I believe Brandy is well on her way.
On May 1st, just two days ago, I participated in the first annual orange:will awareness walk in downtown Raleigh. I was joined by 25 of my friends from MicroMass and 75 courageous women with diabetes for a one mile awareness walk, culminating with an official proclamation by Mayor Charles Meeker that May 1st is “Orange Will Empower Women with Diabetes Day” in the city of Raleigh. He urged all citizens to show their support of women with diabetes and the fight against diabetes by wearing the color orange.
What an incredible day for DiabetesSisters all around the world! I’m so glad that I was able to share in the excitement.
As a technical person, I am trained to solve a problem in terms of current technologies. Many times I feel as if I am doing something wrong or are at least missing something if the solution does not involve the bleeding edge. And sometimes I feels like the problem that is being solved is nothing more than better technology for its own sake.
When I saw the Ted Talks video by George Whitesides called “A lab the size of a postage stamp”, I simply assumed it must be a micro-something operating at some astronomically small level. I instantly thought of the movie Fantastic Voyage.
That was NOT the case…
I was absolutely amazed at the simplicity of the solution. This lab on a postage stamp had no microchips. In fact, there was no electricity involved. These “postage-stamp labs” are a simple chemical-based test strip (actually square), but in layers that can be created with a color printer. After the test is conducted, a field tech can read the results on the spot or can take a picture and upload it to a central location for more critical diagnoses.
This is truly “mobile” health care – cheap, available triage in the field.

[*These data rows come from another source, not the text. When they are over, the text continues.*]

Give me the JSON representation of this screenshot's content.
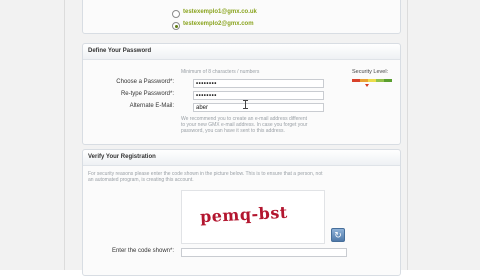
{
  "email_options": [
    {
      "label": "testexemplo1@gmx.co.uk",
      "selected": false
    },
    {
      "label": "testexemplo2@gmx.com",
      "selected": true
    }
  ],
  "password_section": {
    "title": "Define Your Password",
    "hint": "Minimum of 8 characters / numbers",
    "choose_label": "Choose a Password*:",
    "choose_value": "••••••••",
    "retype_label": "Re-type Password*:",
    "retype_value": "••••••••",
    "alt_email_label": "Alternate E-Mail:",
    "alt_email_value": "aber",
    "alt_email_note_1": "We recommend you to create an e-mail address different",
    "alt_email_note_2": "to your new GMX e-mail address. In case you forget your",
    "alt_email_note_3": "password, you can have it sent to this address.",
    "security_title": "Security Level:",
    "security_colors": [
      "#d8412a",
      "#e9a233",
      "#ecdd4b",
      "#93c24a",
      "#5a9e2f"
    ],
    "security_level": 0.2
  },
  "verify_section": {
    "title": "Verify Your Registration",
    "text_1": "For security reasons please enter the code shown in the picture below. This is to ensure that a person, not",
    "text_2": "an automated program, is creating this account.",
    "captcha_text": "pemq-bst",
    "code_label": "Enter the code shown*:",
    "code_value": ""
  },
  "icons": {
    "refresh": "refresh-icon"
  }
}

With this kind of “technology” many third world nations’ health care issues can be addressed.
Sometimes simplicity is the best answer.
PS: If you watch the video all the way through you will get the best definition of simplicity there is.(Read full post)
Touch technology is awesome, especially for cell phones! Physical interfaces, in general, are how we should interact with our electronic devices, just ask any Wii owner (remember the Power Glove?). What may be coming is next is even better.
Consider these three attributes…
- Vital signs
Now, consider these questions…
- What if your phone could shift its weight in your hand?
It could tell you a lot and you would not even have to look at it. Mass (weight) redistribution could be used to augment digital content by having you feel where the content is. One example would be in a navigation scenario where your phone would shift its weight (right or left) to help guide you to your destination.
- What if your phone could become thicker on one side versus the other?
Aside from the practical built-in stand functionality you could use to watch a video, the thickness of a phone (in total or one side over the other) could be used to augment digital content by having you feel how much content there is (quantity). When you download Marienbad My Love with 17 million words or Slaughterhouse-Five at a slim 49.5K words, you would know how much content was there. Or, if you are panning an image, the thicker side would contain the greater part of the image.
- What if your phone had a breathing rate or heartbeat?
This sounds like a virtual pet and it some ways it is. When you think about it, a virtual pet responds to calling and to touching; can be trained, you buy it stuff and dress it up (sounds like a phone to me); and it complains when it needs care. In this case, your phone could give you feedback to indicate digital content priority by a faster “heart beat”, like when your girlfriend or boyfriend sends you their picture.
“Humans should not get more technical; technology should get more human.”(Read full post)